::: DATA EXCERPTS :::

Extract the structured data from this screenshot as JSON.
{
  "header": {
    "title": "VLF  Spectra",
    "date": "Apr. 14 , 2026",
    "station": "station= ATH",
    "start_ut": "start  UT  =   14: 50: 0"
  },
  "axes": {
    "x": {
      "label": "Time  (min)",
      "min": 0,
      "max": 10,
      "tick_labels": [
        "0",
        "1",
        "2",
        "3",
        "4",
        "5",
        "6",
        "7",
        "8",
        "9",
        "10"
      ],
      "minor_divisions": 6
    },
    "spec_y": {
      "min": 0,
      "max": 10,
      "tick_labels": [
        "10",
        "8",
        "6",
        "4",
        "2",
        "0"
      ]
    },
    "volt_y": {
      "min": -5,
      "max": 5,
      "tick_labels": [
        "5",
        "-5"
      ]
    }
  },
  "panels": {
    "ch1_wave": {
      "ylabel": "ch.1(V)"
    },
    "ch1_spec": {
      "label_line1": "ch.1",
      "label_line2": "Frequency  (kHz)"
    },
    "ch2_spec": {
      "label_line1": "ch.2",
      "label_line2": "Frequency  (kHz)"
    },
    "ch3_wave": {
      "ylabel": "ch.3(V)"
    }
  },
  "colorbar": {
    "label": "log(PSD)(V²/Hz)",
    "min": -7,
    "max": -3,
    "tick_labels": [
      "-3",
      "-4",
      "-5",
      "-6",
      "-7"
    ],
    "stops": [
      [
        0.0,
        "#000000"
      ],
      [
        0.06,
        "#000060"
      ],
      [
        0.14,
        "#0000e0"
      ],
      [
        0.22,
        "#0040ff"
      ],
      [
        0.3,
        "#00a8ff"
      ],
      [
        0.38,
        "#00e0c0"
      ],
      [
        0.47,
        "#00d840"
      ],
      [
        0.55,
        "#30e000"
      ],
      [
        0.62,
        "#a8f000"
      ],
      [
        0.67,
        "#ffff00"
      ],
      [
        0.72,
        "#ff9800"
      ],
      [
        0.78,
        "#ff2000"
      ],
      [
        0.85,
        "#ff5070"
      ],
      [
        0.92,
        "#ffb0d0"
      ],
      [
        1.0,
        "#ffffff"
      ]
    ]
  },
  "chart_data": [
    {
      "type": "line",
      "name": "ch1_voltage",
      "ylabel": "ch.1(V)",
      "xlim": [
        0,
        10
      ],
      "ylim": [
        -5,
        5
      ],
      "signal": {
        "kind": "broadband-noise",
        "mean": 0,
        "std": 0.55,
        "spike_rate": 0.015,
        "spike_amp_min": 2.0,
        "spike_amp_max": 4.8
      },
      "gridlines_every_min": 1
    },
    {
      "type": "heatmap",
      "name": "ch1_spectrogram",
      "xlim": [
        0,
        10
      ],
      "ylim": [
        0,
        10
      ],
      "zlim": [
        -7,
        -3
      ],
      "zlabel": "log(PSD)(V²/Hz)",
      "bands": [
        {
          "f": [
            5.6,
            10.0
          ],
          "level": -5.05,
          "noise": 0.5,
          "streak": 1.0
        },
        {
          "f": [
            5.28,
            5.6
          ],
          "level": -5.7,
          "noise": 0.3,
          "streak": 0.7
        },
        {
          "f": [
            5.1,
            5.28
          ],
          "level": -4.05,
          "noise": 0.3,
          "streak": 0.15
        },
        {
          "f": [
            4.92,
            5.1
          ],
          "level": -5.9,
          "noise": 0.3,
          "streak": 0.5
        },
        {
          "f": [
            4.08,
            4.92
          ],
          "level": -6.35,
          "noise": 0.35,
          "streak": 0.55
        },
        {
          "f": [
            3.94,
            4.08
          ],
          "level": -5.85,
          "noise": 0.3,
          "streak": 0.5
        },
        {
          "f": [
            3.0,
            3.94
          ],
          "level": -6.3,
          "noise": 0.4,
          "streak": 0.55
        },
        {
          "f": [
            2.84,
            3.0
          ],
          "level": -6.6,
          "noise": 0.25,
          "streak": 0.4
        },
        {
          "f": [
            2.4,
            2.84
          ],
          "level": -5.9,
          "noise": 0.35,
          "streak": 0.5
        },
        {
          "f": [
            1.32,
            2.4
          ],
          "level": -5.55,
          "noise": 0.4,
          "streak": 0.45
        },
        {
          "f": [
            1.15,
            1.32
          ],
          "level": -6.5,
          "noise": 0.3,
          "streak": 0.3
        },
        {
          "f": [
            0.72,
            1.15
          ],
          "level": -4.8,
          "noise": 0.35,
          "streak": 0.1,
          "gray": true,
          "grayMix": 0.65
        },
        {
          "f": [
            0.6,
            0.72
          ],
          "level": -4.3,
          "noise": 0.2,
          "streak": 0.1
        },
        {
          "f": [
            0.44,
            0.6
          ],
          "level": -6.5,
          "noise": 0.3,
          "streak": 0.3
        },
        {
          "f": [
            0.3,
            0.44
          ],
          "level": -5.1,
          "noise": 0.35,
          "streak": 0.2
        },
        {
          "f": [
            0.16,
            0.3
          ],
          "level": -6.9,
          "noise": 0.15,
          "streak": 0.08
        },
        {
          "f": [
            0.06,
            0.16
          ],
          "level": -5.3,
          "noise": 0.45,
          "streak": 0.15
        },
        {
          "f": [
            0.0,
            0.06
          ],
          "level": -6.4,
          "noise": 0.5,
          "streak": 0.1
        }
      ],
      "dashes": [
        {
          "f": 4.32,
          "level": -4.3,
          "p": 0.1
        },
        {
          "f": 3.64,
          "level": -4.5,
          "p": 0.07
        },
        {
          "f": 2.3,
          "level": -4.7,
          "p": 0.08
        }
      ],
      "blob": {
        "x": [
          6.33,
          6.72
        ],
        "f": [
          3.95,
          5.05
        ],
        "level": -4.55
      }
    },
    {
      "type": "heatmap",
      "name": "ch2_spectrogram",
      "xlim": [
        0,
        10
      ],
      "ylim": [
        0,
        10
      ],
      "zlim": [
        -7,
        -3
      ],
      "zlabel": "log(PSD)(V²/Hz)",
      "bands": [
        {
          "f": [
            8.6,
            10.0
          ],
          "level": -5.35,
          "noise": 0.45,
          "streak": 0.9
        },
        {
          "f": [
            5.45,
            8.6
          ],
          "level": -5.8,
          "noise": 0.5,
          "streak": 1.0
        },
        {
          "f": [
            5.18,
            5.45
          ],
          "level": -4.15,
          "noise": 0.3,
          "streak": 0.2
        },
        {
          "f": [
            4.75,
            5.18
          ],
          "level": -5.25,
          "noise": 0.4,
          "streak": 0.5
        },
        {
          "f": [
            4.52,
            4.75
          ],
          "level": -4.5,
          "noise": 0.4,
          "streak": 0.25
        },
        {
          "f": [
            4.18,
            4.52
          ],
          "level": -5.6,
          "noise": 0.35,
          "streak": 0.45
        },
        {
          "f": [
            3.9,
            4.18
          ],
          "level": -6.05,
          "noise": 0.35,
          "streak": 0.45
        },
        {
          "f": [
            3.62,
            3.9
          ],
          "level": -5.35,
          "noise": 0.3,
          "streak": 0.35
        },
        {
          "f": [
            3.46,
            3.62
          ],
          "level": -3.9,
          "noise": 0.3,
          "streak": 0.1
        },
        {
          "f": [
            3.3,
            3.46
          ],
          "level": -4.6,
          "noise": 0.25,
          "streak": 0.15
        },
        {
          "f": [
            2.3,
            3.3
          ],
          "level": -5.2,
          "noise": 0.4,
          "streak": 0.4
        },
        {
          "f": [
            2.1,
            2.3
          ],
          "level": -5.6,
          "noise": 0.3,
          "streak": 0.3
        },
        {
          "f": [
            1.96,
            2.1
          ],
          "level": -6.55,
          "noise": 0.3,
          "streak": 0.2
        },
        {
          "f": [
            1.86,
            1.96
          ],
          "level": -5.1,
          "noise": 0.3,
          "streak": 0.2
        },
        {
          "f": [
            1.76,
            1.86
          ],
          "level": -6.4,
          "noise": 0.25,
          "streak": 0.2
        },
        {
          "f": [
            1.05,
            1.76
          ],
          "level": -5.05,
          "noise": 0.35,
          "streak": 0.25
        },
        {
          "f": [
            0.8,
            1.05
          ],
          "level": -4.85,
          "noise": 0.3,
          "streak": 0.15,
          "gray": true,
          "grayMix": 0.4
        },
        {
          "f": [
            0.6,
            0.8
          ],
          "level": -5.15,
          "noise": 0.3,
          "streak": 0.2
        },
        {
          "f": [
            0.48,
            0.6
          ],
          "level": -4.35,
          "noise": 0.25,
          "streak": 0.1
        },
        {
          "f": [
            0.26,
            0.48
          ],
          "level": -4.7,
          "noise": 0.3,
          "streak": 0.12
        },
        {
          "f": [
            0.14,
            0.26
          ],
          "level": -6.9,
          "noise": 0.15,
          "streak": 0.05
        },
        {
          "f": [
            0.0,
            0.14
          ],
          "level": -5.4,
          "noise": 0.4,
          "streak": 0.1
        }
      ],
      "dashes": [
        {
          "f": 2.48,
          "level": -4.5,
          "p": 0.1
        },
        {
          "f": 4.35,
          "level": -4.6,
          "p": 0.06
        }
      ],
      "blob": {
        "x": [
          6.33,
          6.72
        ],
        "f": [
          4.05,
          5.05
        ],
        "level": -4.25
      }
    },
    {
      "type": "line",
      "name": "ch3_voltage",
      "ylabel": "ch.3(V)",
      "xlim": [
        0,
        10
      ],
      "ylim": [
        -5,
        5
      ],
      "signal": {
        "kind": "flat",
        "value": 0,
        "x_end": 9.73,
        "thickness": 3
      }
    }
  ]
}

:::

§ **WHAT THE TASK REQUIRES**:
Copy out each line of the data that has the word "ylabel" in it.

§ **SOLVED PROBLEM**:
      "ylabel": "ch.1(V)"
      "ylabel": "ch.3(V)"
      "ylabel": "ch.1(V)",
      "ylabel": "ch.3(V)",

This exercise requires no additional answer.